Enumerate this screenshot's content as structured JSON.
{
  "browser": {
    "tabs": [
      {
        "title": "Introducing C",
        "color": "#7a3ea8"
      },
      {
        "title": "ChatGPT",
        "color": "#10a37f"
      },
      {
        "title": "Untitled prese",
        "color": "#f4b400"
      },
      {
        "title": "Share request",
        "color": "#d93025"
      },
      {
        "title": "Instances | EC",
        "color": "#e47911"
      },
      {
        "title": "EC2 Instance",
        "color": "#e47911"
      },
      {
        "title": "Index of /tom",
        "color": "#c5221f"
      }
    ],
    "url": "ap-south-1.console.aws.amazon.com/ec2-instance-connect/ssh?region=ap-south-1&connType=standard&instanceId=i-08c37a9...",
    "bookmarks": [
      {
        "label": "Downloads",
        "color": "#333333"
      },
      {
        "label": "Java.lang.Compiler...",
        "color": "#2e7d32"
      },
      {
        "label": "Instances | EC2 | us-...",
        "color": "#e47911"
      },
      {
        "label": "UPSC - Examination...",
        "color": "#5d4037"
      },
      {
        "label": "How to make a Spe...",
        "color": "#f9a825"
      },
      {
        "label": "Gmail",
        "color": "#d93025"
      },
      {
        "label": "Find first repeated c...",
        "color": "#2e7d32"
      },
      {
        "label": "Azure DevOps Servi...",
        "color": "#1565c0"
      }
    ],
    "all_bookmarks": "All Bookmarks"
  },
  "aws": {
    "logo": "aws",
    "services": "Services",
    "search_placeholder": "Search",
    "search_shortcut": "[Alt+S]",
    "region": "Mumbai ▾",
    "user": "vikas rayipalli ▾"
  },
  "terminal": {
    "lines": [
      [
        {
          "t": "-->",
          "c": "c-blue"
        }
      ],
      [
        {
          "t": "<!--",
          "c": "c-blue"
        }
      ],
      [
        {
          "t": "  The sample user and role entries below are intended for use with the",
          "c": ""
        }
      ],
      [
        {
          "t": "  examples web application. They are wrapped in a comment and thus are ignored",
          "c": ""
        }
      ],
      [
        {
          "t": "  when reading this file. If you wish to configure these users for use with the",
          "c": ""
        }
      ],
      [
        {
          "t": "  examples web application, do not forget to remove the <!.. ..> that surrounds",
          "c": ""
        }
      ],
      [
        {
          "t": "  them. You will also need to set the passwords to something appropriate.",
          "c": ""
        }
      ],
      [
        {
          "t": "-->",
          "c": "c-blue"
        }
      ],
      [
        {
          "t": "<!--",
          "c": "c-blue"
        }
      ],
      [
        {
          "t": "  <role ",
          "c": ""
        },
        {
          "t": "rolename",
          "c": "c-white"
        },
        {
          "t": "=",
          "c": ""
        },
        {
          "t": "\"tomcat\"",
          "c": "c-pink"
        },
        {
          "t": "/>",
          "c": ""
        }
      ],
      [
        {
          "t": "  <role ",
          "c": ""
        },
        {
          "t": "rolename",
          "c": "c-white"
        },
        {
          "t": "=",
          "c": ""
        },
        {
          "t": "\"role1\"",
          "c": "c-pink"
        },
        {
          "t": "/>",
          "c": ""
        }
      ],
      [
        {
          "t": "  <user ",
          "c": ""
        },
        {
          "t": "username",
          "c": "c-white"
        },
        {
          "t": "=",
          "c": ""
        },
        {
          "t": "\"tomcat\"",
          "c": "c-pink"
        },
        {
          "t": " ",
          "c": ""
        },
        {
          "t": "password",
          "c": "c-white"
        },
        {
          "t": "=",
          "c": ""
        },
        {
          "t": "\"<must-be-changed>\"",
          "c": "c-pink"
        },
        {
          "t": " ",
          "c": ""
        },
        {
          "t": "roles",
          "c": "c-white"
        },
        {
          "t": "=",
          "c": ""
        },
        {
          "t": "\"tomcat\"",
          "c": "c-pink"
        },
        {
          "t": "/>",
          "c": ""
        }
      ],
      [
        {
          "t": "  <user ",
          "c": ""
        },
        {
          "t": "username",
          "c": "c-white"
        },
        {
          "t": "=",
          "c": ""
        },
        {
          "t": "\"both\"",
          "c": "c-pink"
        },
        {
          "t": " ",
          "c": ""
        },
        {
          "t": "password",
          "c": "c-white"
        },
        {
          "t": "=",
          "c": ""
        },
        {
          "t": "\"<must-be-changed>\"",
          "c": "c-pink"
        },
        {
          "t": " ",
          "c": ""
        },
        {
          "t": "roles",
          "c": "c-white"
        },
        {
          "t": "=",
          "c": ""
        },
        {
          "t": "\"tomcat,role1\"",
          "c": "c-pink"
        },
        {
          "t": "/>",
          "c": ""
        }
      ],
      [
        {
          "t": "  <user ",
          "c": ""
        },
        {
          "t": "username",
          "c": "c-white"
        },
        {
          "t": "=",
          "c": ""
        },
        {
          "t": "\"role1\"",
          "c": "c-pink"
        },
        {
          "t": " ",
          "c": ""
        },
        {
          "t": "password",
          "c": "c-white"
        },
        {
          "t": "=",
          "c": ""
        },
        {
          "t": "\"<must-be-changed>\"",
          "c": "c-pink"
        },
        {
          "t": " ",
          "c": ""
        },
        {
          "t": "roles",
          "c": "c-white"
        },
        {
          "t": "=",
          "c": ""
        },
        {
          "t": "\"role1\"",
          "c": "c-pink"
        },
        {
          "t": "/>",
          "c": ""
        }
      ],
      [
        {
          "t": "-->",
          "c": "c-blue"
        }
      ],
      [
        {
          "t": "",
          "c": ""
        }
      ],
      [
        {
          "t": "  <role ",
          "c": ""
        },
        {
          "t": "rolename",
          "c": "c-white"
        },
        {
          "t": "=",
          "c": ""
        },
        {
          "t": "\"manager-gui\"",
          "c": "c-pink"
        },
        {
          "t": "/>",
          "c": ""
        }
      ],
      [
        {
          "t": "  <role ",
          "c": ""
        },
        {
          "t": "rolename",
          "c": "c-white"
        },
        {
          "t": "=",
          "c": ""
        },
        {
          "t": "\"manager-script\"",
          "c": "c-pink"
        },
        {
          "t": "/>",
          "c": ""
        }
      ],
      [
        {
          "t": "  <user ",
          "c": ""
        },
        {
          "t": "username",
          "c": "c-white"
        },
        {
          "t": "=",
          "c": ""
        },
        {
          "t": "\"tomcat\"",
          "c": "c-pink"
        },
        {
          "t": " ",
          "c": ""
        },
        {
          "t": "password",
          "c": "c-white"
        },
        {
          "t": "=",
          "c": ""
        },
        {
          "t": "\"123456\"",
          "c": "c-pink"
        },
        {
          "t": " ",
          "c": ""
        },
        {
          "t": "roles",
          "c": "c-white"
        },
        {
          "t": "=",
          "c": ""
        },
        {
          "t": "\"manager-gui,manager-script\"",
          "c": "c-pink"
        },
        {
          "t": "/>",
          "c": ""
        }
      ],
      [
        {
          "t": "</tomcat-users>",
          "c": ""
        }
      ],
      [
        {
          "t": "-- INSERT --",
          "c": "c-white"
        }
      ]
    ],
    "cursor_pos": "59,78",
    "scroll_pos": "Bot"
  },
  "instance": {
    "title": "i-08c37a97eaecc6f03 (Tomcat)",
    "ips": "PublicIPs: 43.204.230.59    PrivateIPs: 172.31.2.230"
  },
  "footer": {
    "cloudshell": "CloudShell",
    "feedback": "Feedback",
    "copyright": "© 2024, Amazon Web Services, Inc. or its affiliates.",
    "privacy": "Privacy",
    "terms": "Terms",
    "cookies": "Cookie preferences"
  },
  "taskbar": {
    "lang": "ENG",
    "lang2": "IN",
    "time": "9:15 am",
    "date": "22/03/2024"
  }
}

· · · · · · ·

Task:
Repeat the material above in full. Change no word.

Response to this task:
Enumerate this screenshot's content as structured JSON.
{
  "browser": {
    "tabs": [
      {
        "title": "Introducing C",
        "color": "#7a3ea8"
      },
      {
        "title": "ChatGPT",
        "color": "#10a37f"
      },
      {
        "title": "Untitled prese",
        "color": "#f4b400"
      },
      {
        "title": "Share request",
        "color": "#d93025"
      },
      {
        "title": "Instances | EC",
        "color": "#e47911"
      },
      {
        "title": "EC2 Instance",
        "color": "#e47911"
      },
      {
        "title": "Index of /tom",
        "color": "#c5221f"
      }
    ],
    "url": "ap-south-1.console.aws.amazon.com/ec2-instance-connect/ssh?region=ap-south-1&connType=standard&instanceId=i-08c37a9...",
    "bookmarks": [
      {
        "label": "Downloads",
        "color": "#333333"
      },
      {
        "label": "Java.lang.Compiler...",
        "color": "#2e7d32"
      },
      {
        "label": "Instances | EC2 | us-...",
        "color": "#e47911"
      },
      {
        "label": "UPSC - Examination...",
        "color": "#5d4037"
      },
      {
        "label": "How to make a Spe...",
        "color": "#f9a825"
      },
      {
        "label": "Gmail",
        "color": "#d93025"
      },
      {
        "label": "Find first repeated c...",
        "color": "#2e7d32"
      },
      {
        "label": "Azure DevOps Servi...",
        "color": "#1565c0"
      }
    ],
    "all_bookmarks": "All Bookmarks"
  },
  "aws": {
    "logo": "aws",
    "services": "Services",
    "search_placeholder": "Search",
    "search_shortcut": "[Alt+S]",
    "region": "Mumbai ▾",
    "user": "vikas rayipalli ▾"
  },
  "terminal": {
    "lines": [
      [
        {
          "t": "-->",
          "c": "c-blue"
        }
      ],
      [
        {
          "t": "<!--",
          "c": "c-blue"
        }
      ],
      [
        {
          "t": "  The sample user and role entries below are intended for use with the",
          "c": ""
        }
      ],
      [
        {
          "t": "  examples web application. They are wrapped in a comment and thus are ignored",
          "c": ""
        }
      ],
      [
        {
          "t": "  when reading this file. If you wish to configure these users for use with the",
          "c": ""
        }
      ],
      [
        {
          "t": "  examples web application, do not forget to remove the <!.. ..> that surrounds",
          "c": ""
        }
      ],
      [
        {
          "t": "  them. You will also need to set the passwords to something appropriate.",
          "c": ""
        }
      ],
      [
        {
          "t": "-->",
          "c": "c-blue"
        }
      ],
      [
        {
          "t": "<!--",
          "c": "c-blue"
        }
      ],
      [
        {
          "t": "  <role ",
          "c": ""
        },
        {
          "t": "rolename",
          "c": "c-white"
        },
        {
          "t": "=",
          "c": ""
        },
        {
          "t": "\"tomcat\"",
          "c": "c-pink"
        },
        {
          "t": "/>",
          "c": ""
        }
      ],
      [
        {
          "t": "  <role ",
          "c": ""
        },
        {
          "t": "rolename",
          "c": "c-white"
        },
        {
          "t": "=",
          "c": ""
        },
        {
          "t": "\"role1\"",
          "c": "c-pink"
        },
        {
          "t": "/>",
          "c": ""
        }
      ],
      [
        {
          "t": "  <user ",
          "c": ""
        },
        {
          "t": "username",
          "c": "c-white"
        },
        {
          "t": "=",
          "c": ""
        },
        {
          "t": "\"tomcat\"",
          "c": "c-pink"
        },
        {
          "t": " ",
          "c": ""
        },
        {
          "t": "password",
          "c": "c-white"
        },
        {
          "t": "=",
          "c": ""
        },
        {
          "t": "\"<must-be-changed>\"",
          "c": "c-pink"
        },
        {
          "t": " ",
          "c": ""
        },
        {
          "t": "roles",
          "c": "c-white"
        },
        {
          "t": "=",
          "c": ""
        },
        {
          "t": "\"tomcat\"",
          "c": "c-pink"
        },
        {
          "t": "/>",
          "c": ""
        }
      ],
      [
        {
          "t": "  <user ",
          "c": ""
        },
        {
          "t": "username",
          "c": "c-white"
        },
        {
          "t": "=",
          "c": ""
        },
        {
          "t": "\"both\"",
          "c": "c-pink"
        },
        {
          "t": " ",
          "c": ""
        },
        {
          "t": "password",
          "c": "c-white"
        },
        {
          "t": "=",
          "c": ""
        },
        {
          "t": "\"<must-be-changed>\"",
          "c": "c-pink"
        },
        {
          "t": " ",
          "c": ""
        },
        {
          "t": "roles",
          "c": "c-white"
        },
        {
          "t": "=",
          "c": ""
        },
        {
          "t": "\"tomcat,role1\"",
          "c": "c-pink"
        },
        {
          "t": "/>",
          "c": ""
        }
      ],
      [
        {
          "t": "  <user ",
          "c": ""
        },
        {
          "t": "username",
          "c": "c-white"
        },
        {
          "t": "=",
          "c": ""
        },
        {
          "t": "\"role1\"",
          "c": "c-pink"
        },
        {
          "t": " ",
          "c": ""
        },
        {
          "t": "password",
          "c": "c-white"
        },
        {
          "t": "=",
          "c": ""
        },
        {
          "t": "\"<must-be-changed>\"",
          "c": "c-pink"
        },
        {
          "t": " ",
          "c": ""
        },
        {
          "t": "roles",
          "c": "c-white"
        },
        {
          "t": "=",
          "c": ""
        },
        {
          "t": "\"role1\"",
          "c": "c-pink"
        },
        {
          "t": "/>",
          "c": ""
        }
      ],
      [
        {
          "t": "-->",
          "c": "c-blue"
        }
      ],
      [
        {
          "t": "",
          "c": ""
        }
      ],
      [
        {
          "t": "  <role ",
          "c": ""
        },
        {
          "t": "rolename",
          "c": "c-white"
        },
        {
          "t": "=",
          "c": ""
        },
        {
          "t": "\"manager-gui\"",
          "c": "c-pink"
        },
        {
          "t": "/>",
          "c": ""
        }
      ],
      [
        {
          "t": "  <role ",
          "c": ""
        },
        {
          "t": "rolename",
          "c": "c-white"
        },
        {
          "t": "=",
          "c": ""
        },
        {
          "t": "\"manager-script\"",
          "c": "c-pink"
        },
        {
          "t": "/>",
          "c": ""
        }
      ],
      [
        {
          "t": "  <user ",
          "c": ""
        },
        {
          "t": "username",
          "c": "c-white"
        },
        {
          "t": "=",
          "c": ""
        },
        {
          "t": "\"tomcat\"",
          "c": "c-pink"
        },
        {
          "t": " ",
          "c": ""
        },
        {
          "t": "password",
          "c": "c-white"
        },
        {
          "t": "=",
          "c": ""
        },
        {
          "t": "\"123456\"",
          "c": "c-pink"
        },
        {
          "t": " ",
          "c": ""
        },
        {
          "t": "roles",
          "c": "c-white"
        },
        {
          "t": "=",
          "c": ""
        },
        {
          "t": "\"manager-gui,manager-script\"",
          "c": "c-pink"
        },
        {
          "t": "/>",
          "c": ""
        }
      ],
      [
        {
          "t": "</tomcat-users>",
          "c": ""
        }
      ],
      [
        {
          "t": "-- INSERT --",
          "c": "c-white"
        }
      ]
    ],
    "cursor_pos": "59,78",
    "scroll_pos": "Bot"
  },
  "instance": {
    "title": "i-08c37a97eaecc6f03 (Tomcat)",
    "ips": "PublicIPs: 43.204.230.59    PrivateIPs: 172.31.2.230"
  },
  "footer": {
    "cloudshell": "CloudShell",
    "feedback": "Feedback",
    "copyright": "© 2024, Amazon Web Services, Inc. or its affiliates.",
    "privacy": "Privacy",
    "terms": "Terms",
    "cookies": "Cookie preferences"
  },
  "taskbar": {
    "lang": "ENG",
    "lang2": "IN",
    "time": "9:15 am",
    "date": "22/03/2024"
  }
}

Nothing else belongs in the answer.